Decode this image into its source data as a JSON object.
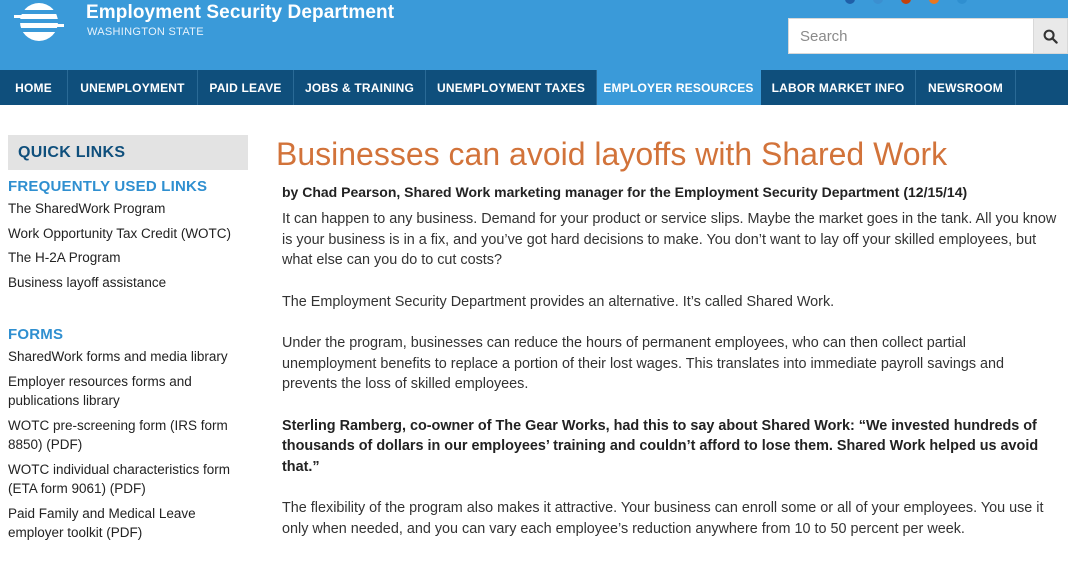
{
  "header": {
    "title": "Employment Security Department",
    "subtitle": "WASHINGTON STATE",
    "search_placeholder": "Search",
    "brand_color": "#3a9ad9",
    "nav_color": "#0f4f7c"
  },
  "nav": {
    "items": [
      {
        "label": "HOME"
      },
      {
        "label": "UNEMPLOYMENT"
      },
      {
        "label": "PAID LEAVE"
      },
      {
        "label": "JOBS & TRAINING"
      },
      {
        "label": "UNEMPLOYMENT TAXES"
      },
      {
        "label": "EMPLOYER RESOURCES"
      },
      {
        "label": "LABOR MARKET INFO"
      },
      {
        "label": "NEWSROOM"
      }
    ],
    "active": "EMPLOYER RESOURCES"
  },
  "sidebar": {
    "heading": "QUICK LINKS",
    "frequent": {
      "title": "FREQUENTLY USED LINKS",
      "links": [
        "The SharedWork Program",
        "Work Opportunity Tax Credit (WOTC)",
        "The H-2A Program",
        "Business layoff assistance"
      ]
    },
    "forms": {
      "title": "FORMS",
      "links": [
        "SharedWork forms and media library",
        "Employer resources forms and publications library",
        "WOTC pre-screening form (IRS form 8850) (PDF)",
        "WOTC individual characteristics form (ETA form 9061) (PDF)",
        "Paid Family and Medical Leave employer toolkit (PDF)"
      ]
    }
  },
  "article": {
    "title": "Businesses can avoid layoffs with Shared Work",
    "byline": "by Chad Pearson, Shared Work marketing manager for the Employment Security Department (12/15/14)",
    "paragraphs": [
      "It can happen to any business. Demand for your product or service slips. Maybe the market goes in the tank. All you know is your business is in a fix, and you’ve got hard decisions to make. You don’t want to lay off your skilled employees, but what else can you do to cut costs?",
      "The Employment Security Department provides an alternative.  It’s called Shared Work.",
      "Under the program, businesses can reduce the hours of permanent employees, who can then collect partial unemployment benefits to replace a portion of their lost wages. This translates into immediate payroll savings and prevents the loss of skilled employees.",
      "Sterling Ramberg, co-owner of The Gear Works, had this to say about Shared Work: “We invested hundreds of thousands of dollars in our employees’ training and couldn’t afford to lose them.  Shared Work helped us avoid that.”",
      "The flexibility of the program also makes it attractive. Your business can enroll some or all of your employees. You use it only when needed, and you can vary each employee’s reduction anywhere from 10 to 50 percent per week."
    ]
  }
}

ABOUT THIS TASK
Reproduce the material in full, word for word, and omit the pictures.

SOLUTION
Decode this image into its source data as a JSON object.
{
  "header": {
    "title": "Employment Security Department",
    "subtitle": "WASHINGTON STATE",
    "search_placeholder": "Search",
    "brand_color": "#3a9ad9",
    "nav_color": "#0f4f7c"
  },
  "nav": {
    "items": [
      {
        "label": "HOME"
      },
      {
        "label": "UNEMPLOYMENT"
      },
      {
        "label": "PAID LEAVE"
      },
      {
        "label": "JOBS & TRAINING"
      },
      {
        "label": "UNEMPLOYMENT TAXES"
      },
      {
        "label": "EMPLOYER RESOURCES"
      },
      {
        "label": "LABOR MARKET INFO"
      },
      {
        "label": "NEWSROOM"
      }
    ],
    "active": "EMPLOYER RESOURCES"
  },
  "sidebar": {
    "heading": "QUICK LINKS",
    "frequent": {
      "title": "FREQUENTLY USED LINKS",
      "links": [
        "The SharedWork Program",
        "Work Opportunity Tax Credit (WOTC)",
        "The H-2A Program",
        "Business layoff assistance"
      ]
    },
    "forms": {
      "title": "FORMS",
      "links": [
        "SharedWork forms and media library",
        "Employer resources forms and publications library",
        "WOTC pre-screening form (IRS form 8850) (PDF)",
        "WOTC individual characteristics form (ETA form 9061) (PDF)",
        "Paid Family and Medical Leave employer toolkit (PDF)"
      ]
    }
  },
  "article": {
    "title": "Businesses can avoid layoffs with Shared Work",
    "byline": "by Chad Pearson, Shared Work marketing manager for the Employment Security Department (12/15/14)",
    "paragraphs": [
      "It can happen to any business. Demand for your product or service slips. Maybe the market goes in the tank. All you know is your business is in a fix, and you’ve got hard decisions to make. You don’t want to lay off your skilled employees, but what else can you do to cut costs?",
      "The Employment Security Department provides an alternative.  It’s called Shared Work.",
      "Under the program, businesses can reduce the hours of permanent employees, who can then collect partial unemployment benefits to replace a portion of their lost wages. This translates into immediate payroll savings and prevents the loss of skilled employees.",
      "Sterling Ramberg, co-owner of The Gear Works, had this to say about Shared Work: “We invested hundreds of thousands of dollars in our employees’ training and couldn’t afford to lose them.  Shared Work helped us avoid that.”",
      "The flexibility of the program also makes it attractive. Your business can enroll some or all of your employees. You use it only when needed, and you can vary each employee’s reduction anywhere from 10 to 50 percent per week."
    ]
  }
}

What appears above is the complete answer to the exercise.